Pull out every line below that contains the word "location".

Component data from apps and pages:
....

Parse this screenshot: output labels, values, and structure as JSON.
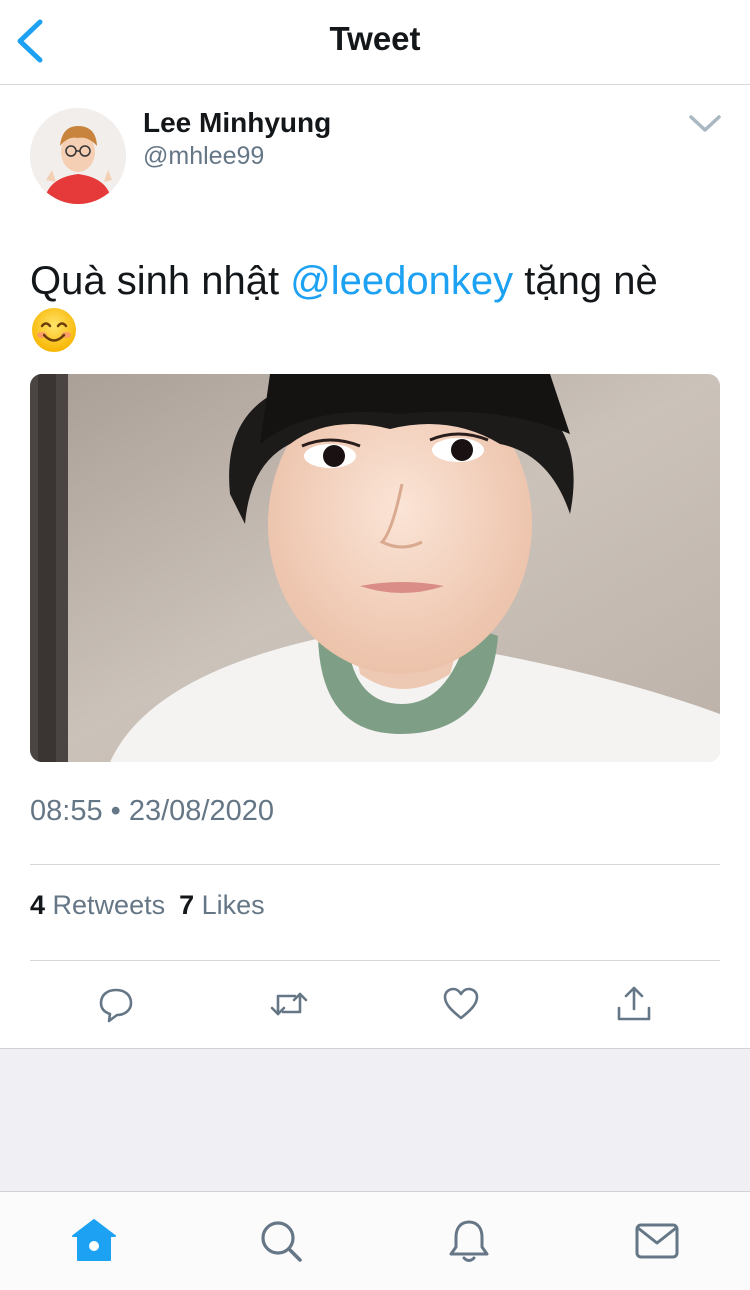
{
  "header": {
    "title": "Tweet",
    "back_icon": "chevron-left-icon"
  },
  "author": {
    "name": "Lee Minhyung",
    "handle": "@mhlee99"
  },
  "tweet": {
    "text_before": "Quà sinh nhật ",
    "mention": "@leedonkey",
    "text_after": " tặng nè",
    "emoji_icon": "smiling-face-emoji",
    "timestamp": "08:55 • 23/08/2020"
  },
  "stats": {
    "retweets_count": "4",
    "retweets_label": "Retweets",
    "likes_count": "7",
    "likes_label": "Likes"
  },
  "actions": [
    "reply-icon",
    "retweet-icon",
    "like-icon",
    "share-icon"
  ],
  "tabbar": [
    "home-icon",
    "search-icon",
    "notifications-icon",
    "messages-icon"
  ],
  "colors": {
    "accent": "#1da1f2",
    "secondary_text": "#657786",
    "primary_text": "#14171a",
    "background_gray": "#efeff4"
  }
}
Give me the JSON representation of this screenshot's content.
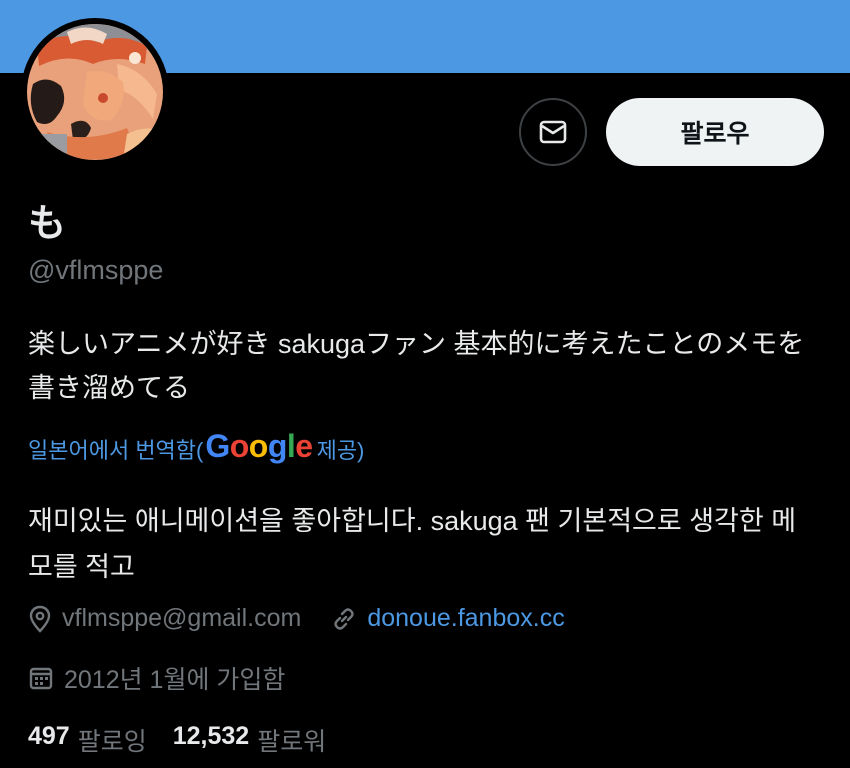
{
  "banner": {
    "color": "#4c98e3"
  },
  "profile": {
    "display_name": "も",
    "handle": "@vflmsppe",
    "bio": "楽しいアニメが好き sakugaファン 基本的に考えたことのメモを書き溜めてる",
    "translation": {
      "prefix": "일본어에서 번역함(",
      "provider_g": "G",
      "provider_o1": "o",
      "provider_o2": "o",
      "provider_g2": "g",
      "provider_l": "l",
      "provider_e": "e",
      "suffix": " 제공)",
      "text": "재미있는 애니메이션을 좋아합니다. sakuga 팬 기본적으로 생각한 메모를 적고"
    },
    "location": "vflmsppe@gmail.com",
    "website": "donoue.fanbox.cc",
    "joined": "2012년 1월에 가입함",
    "following_count": "497",
    "following_label": "팔로잉",
    "followers_count": "12,532",
    "followers_label": "팔로워"
  },
  "actions": {
    "message_icon": "envelope-icon",
    "follow_label": "팔로우"
  },
  "icons": {
    "location": "location-pin-icon",
    "link": "link-icon",
    "calendar": "calendar-icon"
  },
  "colors": {
    "accent": "#4c98e3",
    "muted": "#71767b",
    "text": "#e7e9ea",
    "background": "#000000",
    "google_blue": "#4285f4",
    "google_red": "#ea4335",
    "google_yellow": "#fbbc05",
    "google_green": "#34a853"
  }
}
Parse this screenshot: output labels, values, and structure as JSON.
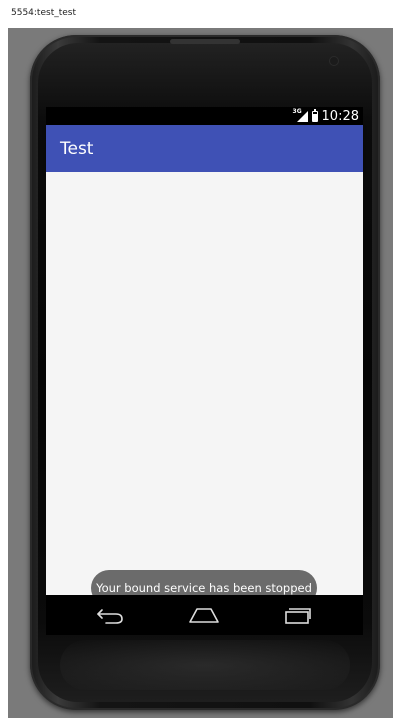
{
  "window": {
    "title": "5554:test_test"
  },
  "status_bar": {
    "network_label": "3G",
    "time": "10:28",
    "icons": [
      "signal-icon",
      "battery-icon"
    ]
  },
  "app_bar": {
    "title": "Test",
    "color": "#3f51b5"
  },
  "toast": {
    "message": "Your bound service has been stopped"
  },
  "nav_bar": {
    "buttons": [
      "back",
      "home",
      "recents"
    ]
  },
  "colors": {
    "content_bg": "#f5f5f5",
    "toast_bg": "#6b6b6b",
    "emulator_bg": "#7a7a7a"
  }
}
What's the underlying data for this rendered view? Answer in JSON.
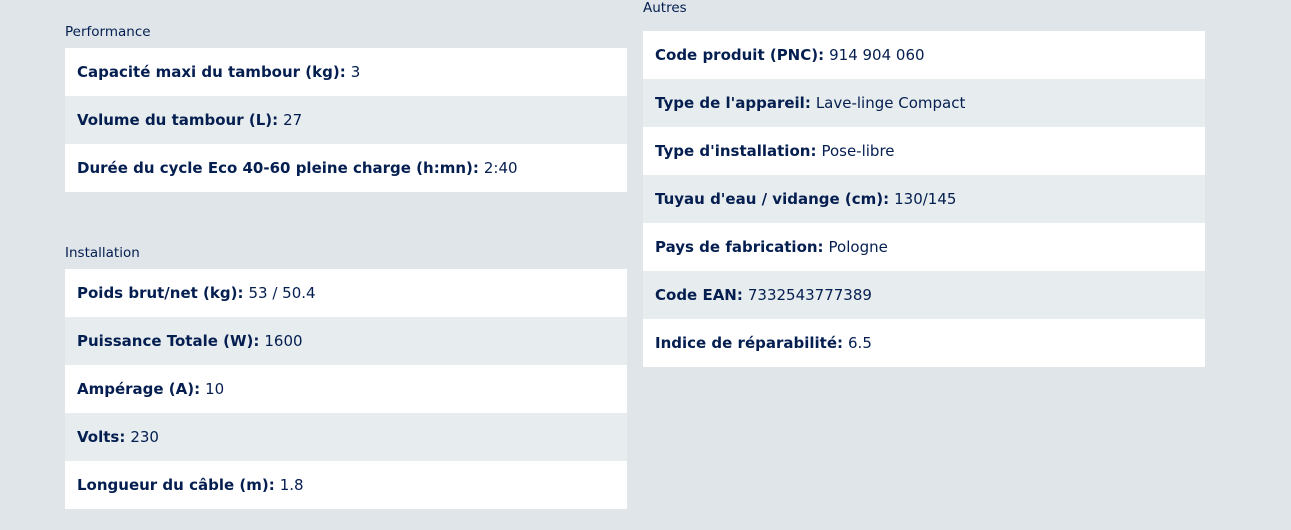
{
  "performance": {
    "title": "Performance",
    "rows": [
      {
        "label": "Capacité maxi du tambour (kg)",
        "value": "3"
      },
      {
        "label": "Volume du tambour (L)",
        "value": "27"
      },
      {
        "label": "Durée du cycle Eco 40-60 pleine charge (h:mn)",
        "value": "2:40"
      }
    ]
  },
  "installation": {
    "title": "Installation",
    "rows": [
      {
        "label": "Poids brut/net (kg)",
        "value": "53 / 50.4"
      },
      {
        "label": "Puissance Totale (W)",
        "value": "1600"
      },
      {
        "label": "Ampérage (A)",
        "value": "10"
      },
      {
        "label": "Volts",
        "value": "230"
      },
      {
        "label": "Longueur du câble (m)",
        "value": "1.8"
      }
    ]
  },
  "autres": {
    "title": "Autres",
    "rows": [
      {
        "label": "Code produit (PNC)",
        "value": "914 904 060"
      },
      {
        "label": "Type de l'appareil",
        "value": "Lave-linge Compact"
      },
      {
        "label": "Type d'installation",
        "value": "Pose-libre"
      },
      {
        "label": "Tuyau d'eau / vidange (cm)",
        "value": "130/145"
      },
      {
        "label": "Pays de fabrication",
        "value": "Pologne"
      },
      {
        "label": "Code EAN",
        "value": "7332543777389"
      },
      {
        "label": "Indice de réparabilité",
        "value": "6.5"
      }
    ]
  },
  "colors": {
    "text": "#041e50",
    "background": "#dfe5e9",
    "row_light": "#ffffff",
    "row_alt": "#e7ecee"
  }
}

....

ANSWER FOR THIS EXERCISE -
    "location": "vflmsppe@gmail.com",
    "location": "location-pin-icon",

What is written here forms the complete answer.